• [Task data]:
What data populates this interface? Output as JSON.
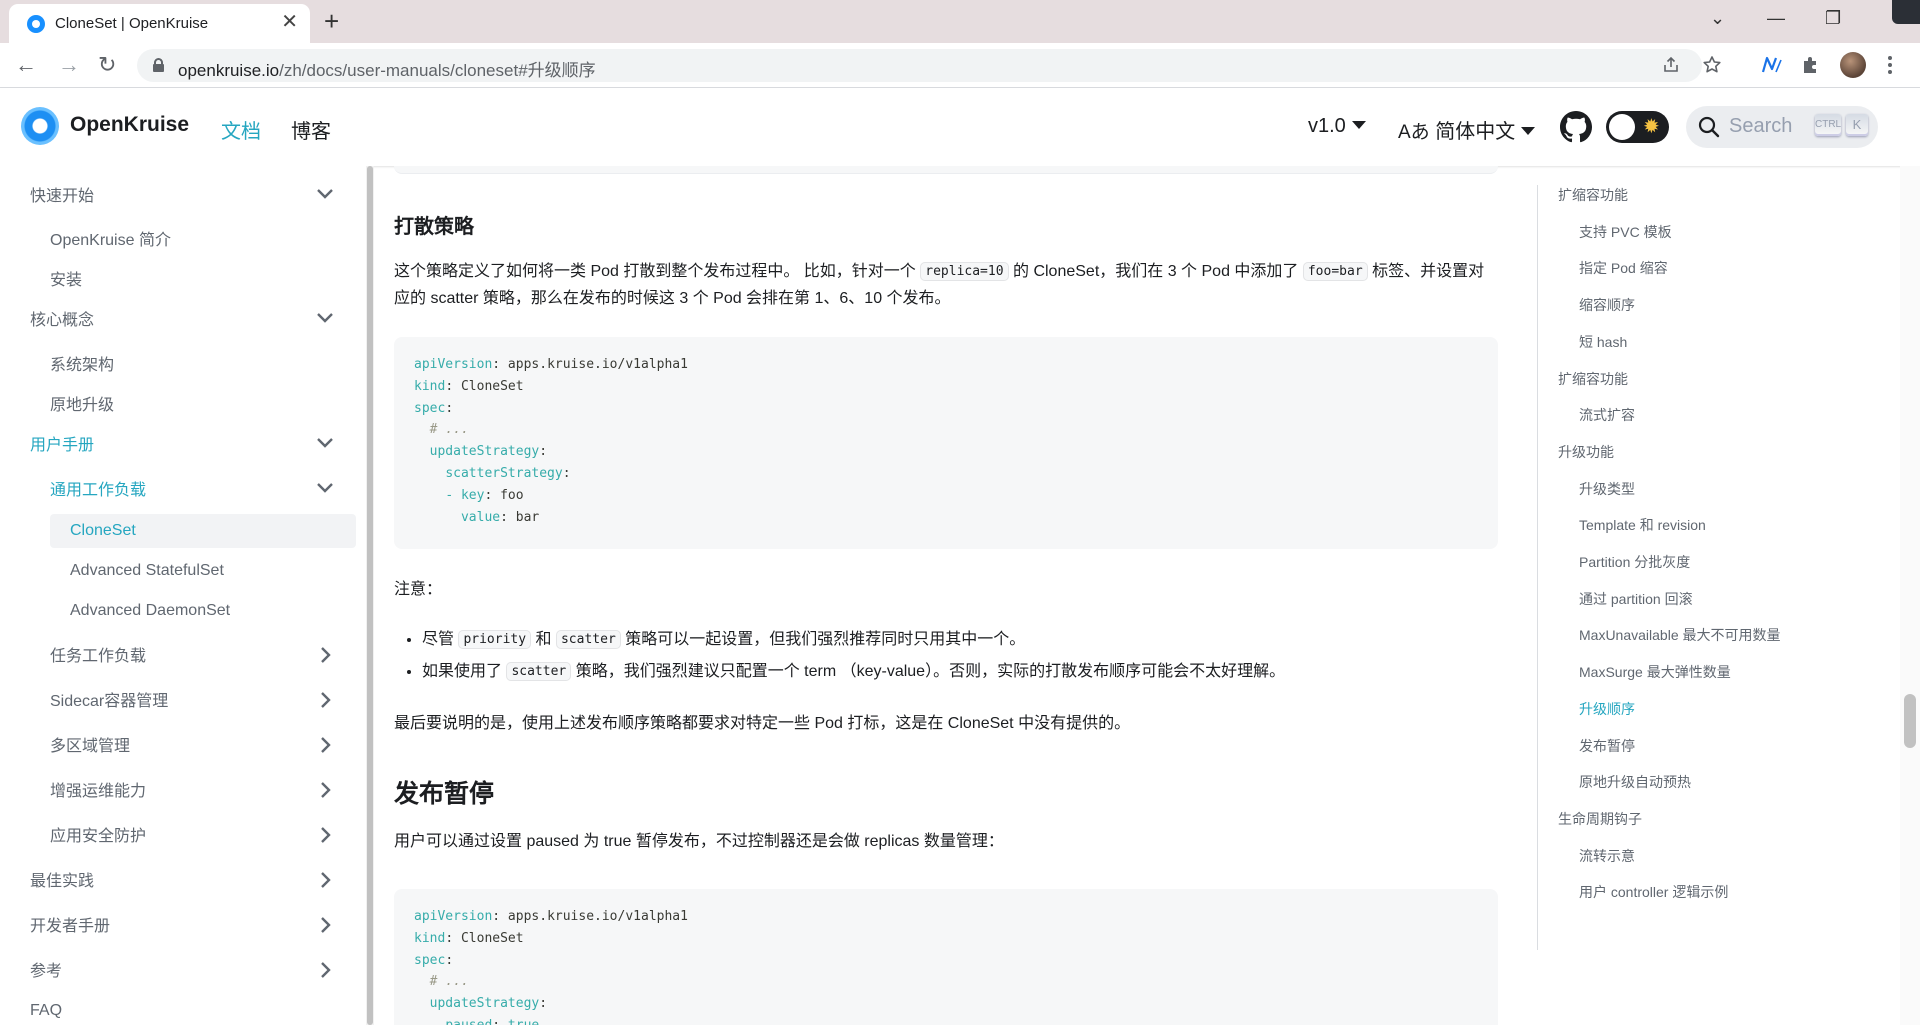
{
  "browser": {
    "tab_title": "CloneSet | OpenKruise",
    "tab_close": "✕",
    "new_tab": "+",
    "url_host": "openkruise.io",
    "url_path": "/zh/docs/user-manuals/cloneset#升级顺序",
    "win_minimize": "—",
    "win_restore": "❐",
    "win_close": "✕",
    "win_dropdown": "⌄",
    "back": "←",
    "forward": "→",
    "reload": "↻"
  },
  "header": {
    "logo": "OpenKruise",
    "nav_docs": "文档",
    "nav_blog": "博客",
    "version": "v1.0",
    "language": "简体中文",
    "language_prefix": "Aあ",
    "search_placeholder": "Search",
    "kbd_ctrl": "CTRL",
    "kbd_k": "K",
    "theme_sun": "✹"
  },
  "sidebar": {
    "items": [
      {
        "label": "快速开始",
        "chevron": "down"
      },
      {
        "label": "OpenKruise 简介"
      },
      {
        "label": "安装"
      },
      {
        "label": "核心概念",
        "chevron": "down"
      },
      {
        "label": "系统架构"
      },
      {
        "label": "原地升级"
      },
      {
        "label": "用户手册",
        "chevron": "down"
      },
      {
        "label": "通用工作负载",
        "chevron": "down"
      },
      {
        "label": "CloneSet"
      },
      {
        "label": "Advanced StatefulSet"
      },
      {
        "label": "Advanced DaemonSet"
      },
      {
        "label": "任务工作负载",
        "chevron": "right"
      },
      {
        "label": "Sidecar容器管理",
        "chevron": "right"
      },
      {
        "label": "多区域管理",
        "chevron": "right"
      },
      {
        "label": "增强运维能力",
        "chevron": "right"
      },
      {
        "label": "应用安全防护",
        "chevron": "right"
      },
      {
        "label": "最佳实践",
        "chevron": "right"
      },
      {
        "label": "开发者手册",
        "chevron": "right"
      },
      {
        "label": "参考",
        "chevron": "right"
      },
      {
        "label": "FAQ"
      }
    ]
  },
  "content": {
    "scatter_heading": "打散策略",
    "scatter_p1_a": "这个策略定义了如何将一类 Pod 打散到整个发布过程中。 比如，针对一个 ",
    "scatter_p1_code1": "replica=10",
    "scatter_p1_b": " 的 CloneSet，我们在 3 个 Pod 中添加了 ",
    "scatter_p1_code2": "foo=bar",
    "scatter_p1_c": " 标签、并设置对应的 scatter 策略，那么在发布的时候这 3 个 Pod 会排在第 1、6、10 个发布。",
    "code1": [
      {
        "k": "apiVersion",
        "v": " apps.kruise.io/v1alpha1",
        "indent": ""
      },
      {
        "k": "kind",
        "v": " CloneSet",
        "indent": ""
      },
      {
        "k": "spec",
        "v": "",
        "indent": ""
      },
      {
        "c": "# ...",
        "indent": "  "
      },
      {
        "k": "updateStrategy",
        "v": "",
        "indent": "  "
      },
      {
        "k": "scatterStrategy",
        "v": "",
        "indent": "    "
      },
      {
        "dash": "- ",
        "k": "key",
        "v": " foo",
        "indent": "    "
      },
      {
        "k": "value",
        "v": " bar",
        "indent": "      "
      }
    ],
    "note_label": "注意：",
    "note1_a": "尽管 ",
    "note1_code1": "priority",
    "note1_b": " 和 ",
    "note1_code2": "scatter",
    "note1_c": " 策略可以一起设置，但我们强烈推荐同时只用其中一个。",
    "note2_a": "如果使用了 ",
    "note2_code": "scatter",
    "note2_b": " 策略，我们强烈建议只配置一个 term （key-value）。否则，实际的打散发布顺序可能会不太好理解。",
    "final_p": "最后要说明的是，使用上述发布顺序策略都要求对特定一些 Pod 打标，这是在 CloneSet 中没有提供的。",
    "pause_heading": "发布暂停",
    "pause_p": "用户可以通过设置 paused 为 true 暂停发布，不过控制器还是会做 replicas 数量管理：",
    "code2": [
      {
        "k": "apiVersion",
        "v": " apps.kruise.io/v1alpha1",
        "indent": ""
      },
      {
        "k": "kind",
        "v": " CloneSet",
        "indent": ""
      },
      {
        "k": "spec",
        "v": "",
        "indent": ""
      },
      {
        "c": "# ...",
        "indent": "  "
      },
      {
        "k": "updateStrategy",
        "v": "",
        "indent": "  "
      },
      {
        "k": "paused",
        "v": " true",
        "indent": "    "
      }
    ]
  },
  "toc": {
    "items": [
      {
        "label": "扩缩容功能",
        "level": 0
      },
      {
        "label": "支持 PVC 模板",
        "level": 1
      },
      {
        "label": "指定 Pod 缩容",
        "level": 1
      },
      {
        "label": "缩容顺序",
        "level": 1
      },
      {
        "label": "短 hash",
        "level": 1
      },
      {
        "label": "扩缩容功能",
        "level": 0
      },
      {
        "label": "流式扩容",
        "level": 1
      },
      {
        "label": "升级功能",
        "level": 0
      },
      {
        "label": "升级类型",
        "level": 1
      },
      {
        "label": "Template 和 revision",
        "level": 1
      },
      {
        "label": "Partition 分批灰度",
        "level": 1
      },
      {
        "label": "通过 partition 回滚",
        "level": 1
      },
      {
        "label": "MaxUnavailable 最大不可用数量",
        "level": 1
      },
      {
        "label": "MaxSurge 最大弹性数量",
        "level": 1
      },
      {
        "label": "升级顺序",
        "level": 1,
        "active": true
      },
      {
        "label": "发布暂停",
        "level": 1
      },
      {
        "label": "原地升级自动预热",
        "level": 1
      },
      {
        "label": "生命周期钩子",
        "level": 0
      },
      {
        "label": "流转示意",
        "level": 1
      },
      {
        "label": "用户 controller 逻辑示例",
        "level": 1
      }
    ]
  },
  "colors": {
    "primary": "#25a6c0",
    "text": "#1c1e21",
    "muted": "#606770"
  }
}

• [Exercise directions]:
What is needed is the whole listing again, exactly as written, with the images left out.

• [Exercise answer]:
What data populates this interface? Output as JSON.
{
  "browser": {
    "tab_title": "CloneSet | OpenKruise",
    "tab_close": "✕",
    "new_tab": "+",
    "url_host": "openkruise.io",
    "url_path": "/zh/docs/user-manuals/cloneset#升级顺序",
    "win_minimize": "—",
    "win_restore": "❐",
    "win_close": "✕",
    "win_dropdown": "⌄",
    "back": "←",
    "forward": "→",
    "reload": "↻"
  },
  "header": {
    "logo": "OpenKruise",
    "nav_docs": "文档",
    "nav_blog": "博客",
    "version": "v1.0",
    "language": "简体中文",
    "language_prefix": "Aあ",
    "search_placeholder": "Search",
    "kbd_ctrl": "CTRL",
    "kbd_k": "K",
    "theme_sun": "✹"
  },
  "sidebar": {
    "items": [
      {
        "label": "快速开始",
        "chevron": "down"
      },
      {
        "label": "OpenKruise 简介"
      },
      {
        "label": "安装"
      },
      {
        "label": "核心概念",
        "chevron": "down"
      },
      {
        "label": "系统架构"
      },
      {
        "label": "原地升级"
      },
      {
        "label": "用户手册",
        "chevron": "down"
      },
      {
        "label": "通用工作负载",
        "chevron": "down"
      },
      {
        "label": "CloneSet"
      },
      {
        "label": "Advanced StatefulSet"
      },
      {
        "label": "Advanced DaemonSet"
      },
      {
        "label": "任务工作负载",
        "chevron": "right"
      },
      {
        "label": "Sidecar容器管理",
        "chevron": "right"
      },
      {
        "label": "多区域管理",
        "chevron": "right"
      },
      {
        "label": "增强运维能力",
        "chevron": "right"
      },
      {
        "label": "应用安全防护",
        "chevron": "right"
      },
      {
        "label": "最佳实践",
        "chevron": "right"
      },
      {
        "label": "开发者手册",
        "chevron": "right"
      },
      {
        "label": "参考",
        "chevron": "right"
      },
      {
        "label": "FAQ"
      }
    ]
  },
  "content": {
    "scatter_heading": "打散策略",
    "scatter_p1_a": "这个策略定义了如何将一类 Pod 打散到整个发布过程中。 比如，针对一个 ",
    "scatter_p1_code1": "replica=10",
    "scatter_p1_b": " 的 CloneSet，我们在 3 个 Pod 中添加了 ",
    "scatter_p1_code2": "foo=bar",
    "scatter_p1_c": " 标签、并设置对应的 scatter 策略，那么在发布的时候这 3 个 Pod 会排在第 1、6、10 个发布。",
    "code1": [
      {
        "k": "apiVersion",
        "v": " apps.kruise.io/v1alpha1",
        "indent": ""
      },
      {
        "k": "kind",
        "v": " CloneSet",
        "indent": ""
      },
      {
        "k": "spec",
        "v": "",
        "indent": ""
      },
      {
        "c": "# ...",
        "indent": "  "
      },
      {
        "k": "updateStrategy",
        "v": "",
        "indent": "  "
      },
      {
        "k": "scatterStrategy",
        "v": "",
        "indent": "    "
      },
      {
        "dash": "- ",
        "k": "key",
        "v": " foo",
        "indent": "    "
      },
      {
        "k": "value",
        "v": " bar",
        "indent": "      "
      }
    ],
    "note_label": "注意：",
    "note1_a": "尽管 ",
    "note1_code1": "priority",
    "note1_b": " 和 ",
    "note1_code2": "scatter",
    "note1_c": " 策略可以一起设置，但我们强烈推荐同时只用其中一个。",
    "note2_a": "如果使用了 ",
    "note2_code": "scatter",
    "note2_b": " 策略，我们强烈建议只配置一个 term （key-value）。否则，实际的打散发布顺序可能会不太好理解。",
    "final_p": "最后要说明的是，使用上述发布顺序策略都要求对特定一些 Pod 打标，这是在 CloneSet 中没有提供的。",
    "pause_heading": "发布暂停",
    "pause_p": "用户可以通过设置 paused 为 true 暂停发布，不过控制器还是会做 replicas 数量管理：",
    "code2": [
      {
        "k": "apiVersion",
        "v": " apps.kruise.io/v1alpha1",
        "indent": ""
      },
      {
        "k": "kind",
        "v": " CloneSet",
        "indent": ""
      },
      {
        "k": "spec",
        "v": "",
        "indent": ""
      },
      {
        "c": "# ...",
        "indent": "  "
      },
      {
        "k": "updateStrategy",
        "v": "",
        "indent": "  "
      },
      {
        "k": "paused",
        "v": " true",
        "indent": "    "
      }
    ]
  },
  "toc": {
    "items": [
      {
        "label": "扩缩容功能",
        "level": 0
      },
      {
        "label": "支持 PVC 模板",
        "level": 1
      },
      {
        "label": "指定 Pod 缩容",
        "level": 1
      },
      {
        "label": "缩容顺序",
        "level": 1
      },
      {
        "label": "短 hash",
        "level": 1
      },
      {
        "label": "扩缩容功能",
        "level": 0
      },
      {
        "label": "流式扩容",
        "level": 1
      },
      {
        "label": "升级功能",
        "level": 0
      },
      {
        "label": "升级类型",
        "level": 1
      },
      {
        "label": "Template 和 revision",
        "level": 1
      },
      {
        "label": "Partition 分批灰度",
        "level": 1
      },
      {
        "label": "通过 partition 回滚",
        "level": 1
      },
      {
        "label": "MaxUnavailable 最大不可用数量",
        "level": 1
      },
      {
        "label": "MaxSurge 最大弹性数量",
        "level": 1
      },
      {
        "label": "升级顺序",
        "level": 1,
        "active": true
      },
      {
        "label": "发布暂停",
        "level": 1
      },
      {
        "label": "原地升级自动预热",
        "level": 1
      },
      {
        "label": "生命周期钩子",
        "level": 0
      },
      {
        "label": "流转示意",
        "level": 1
      },
      {
        "label": "用户 controller 逻辑示例",
        "level": 1
      }
    ]
  },
  "colors": {
    "primary": "#25a6c0",
    "text": "#1c1e21",
    "muted": "#606770"
  }
}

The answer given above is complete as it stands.